===== Records
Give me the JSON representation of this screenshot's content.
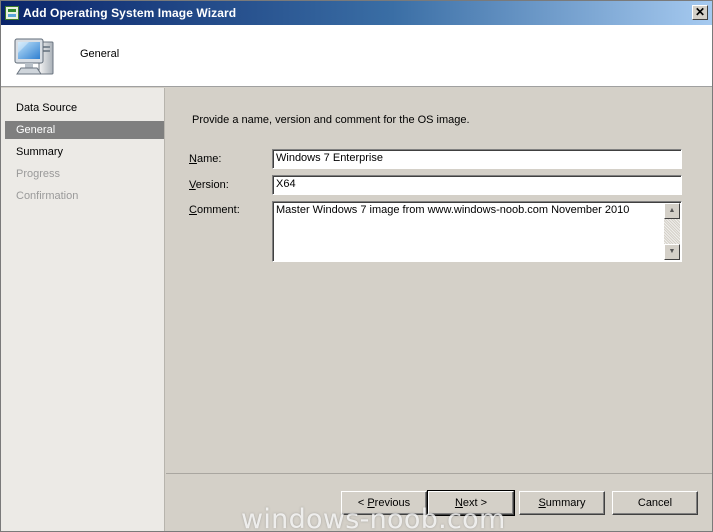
{
  "window": {
    "title": "Add Operating System Image Wizard",
    "close_glyph": "✕"
  },
  "header": {
    "title": "General",
    "icon": "computer-monitor-icon"
  },
  "sidebar": {
    "items": [
      {
        "label": "Data Source",
        "state": "normal"
      },
      {
        "label": "General",
        "state": "active"
      },
      {
        "label": "Summary",
        "state": "normal"
      },
      {
        "label": "Progress",
        "state": "disabled"
      },
      {
        "label": "Confirmation",
        "state": "disabled"
      }
    ]
  },
  "form": {
    "intro": "Provide a name, version and comment for the OS image.",
    "name": {
      "label_prefix": "",
      "label_underlined": "N",
      "label_rest": "ame:",
      "value": "Windows 7 Enterprise"
    },
    "version": {
      "label_prefix": "",
      "label_underlined": "V",
      "label_rest": "ersion:",
      "value": "X64"
    },
    "comment": {
      "label_prefix": "",
      "label_underlined": "C",
      "label_rest": "omment:",
      "value": "Master Windows 7 image from www.windows-noob.com November 2010"
    }
  },
  "footer": {
    "previous": {
      "prefix": "< ",
      "underlined": "P",
      "rest": "revious"
    },
    "next": {
      "prefix": "",
      "underlined": "N",
      "rest": "ext >"
    },
    "summary": {
      "prefix": "",
      "underlined": "S",
      "rest": "ummary"
    },
    "cancel": {
      "label": "Cancel"
    }
  },
  "watermark": "windows-noob.com",
  "colors": {
    "titlebar_start": "#0a246a",
    "titlebar_end": "#a6caf0",
    "active_nav": "#7f7f7f",
    "dialog_face": "#d4d0c8"
  }
}
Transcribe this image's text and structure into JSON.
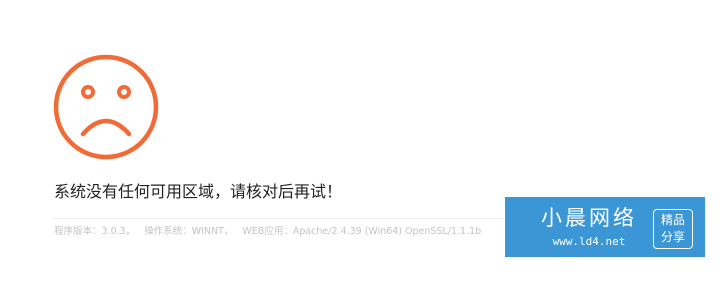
{
  "error": {
    "icon": "sad-face-icon",
    "message": "系统没有任何可用区域，请核对后再试！",
    "accent_color": "#f26a35"
  },
  "server_info": {
    "version": "程序版本：3.0.3，",
    "os": "操作系统：WINNT，",
    "web_server": "WEB应用：Apache/2.4.39 (Win64) OpenSSL/1.1.1b"
  },
  "watermark": {
    "title": "小晨网络",
    "url": "www.ld4.net",
    "badge_line1": "精品",
    "badge_line2": "分享",
    "background_color": "#3b96d6"
  }
}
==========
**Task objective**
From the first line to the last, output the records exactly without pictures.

**Output of the exercise**
Give me the JSON representation of this screenshot's content.
{
  "window": {
    "title": "Add Operating System Image Wizard",
    "close_glyph": "✕"
  },
  "header": {
    "title": "General",
    "icon": "computer-monitor-icon"
  },
  "sidebar": {
    "items": [
      {
        "label": "Data Source",
        "state": "normal"
      },
      {
        "label": "General",
        "state": "active"
      },
      {
        "label": "Summary",
        "state": "normal"
      },
      {
        "label": "Progress",
        "state": "disabled"
      },
      {
        "label": "Confirmation",
        "state": "disabled"
      }
    ]
  },
  "form": {
    "intro": "Provide a name, version and comment for the OS image.",
    "name": {
      "label_prefix": "",
      "label_underlined": "N",
      "label_rest": "ame:",
      "value": "Windows 7 Enterprise"
    },
    "version": {
      "label_prefix": "",
      "label_underlined": "V",
      "label_rest": "ersion:",
      "value": "X64"
    },
    "comment": {
      "label_prefix": "",
      "label_underlined": "C",
      "label_rest": "omment:",
      "value": "Master Windows 7 image from www.windows-noob.com November 2010"
    }
  },
  "footer": {
    "previous": {
      "prefix": "< ",
      "underlined": "P",
      "rest": "revious"
    },
    "next": {
      "prefix": "",
      "underlined": "N",
      "rest": "ext >"
    },
    "summary": {
      "prefix": "",
      "underlined": "S",
      "rest": "ummary"
    },
    "cancel": {
      "label": "Cancel"
    }
  },
  "watermark": "windows-noob.com",
  "colors": {
    "titlebar_start": "#0a246a",
    "titlebar_end": "#a6caf0",
    "active_nav": "#7f7f7f",
    "dialog_face": "#d4d0c8"
  }
}
Transcribe this image's text and structure into JSON.
{
  "error": {
    "icon": "sad-face-icon",
    "message": "系统没有任何可用区域，请核对后再试！",
    "accent_color": "#f26a35"
  },
  "server_info": {
    "version": "程序版本：3.0.3，",
    "os": "操作系统：WINNT，",
    "web_server": "WEB应用：Apache/2.4.39 (Win64) OpenSSL/1.1.1b"
  },
  "watermark": {
    "title": "小晨网络",
    "url": "www.ld4.net",
    "badge_line1": "精品",
    "badge_line2": "分享",
    "background_color": "#3b96d6"
  }
}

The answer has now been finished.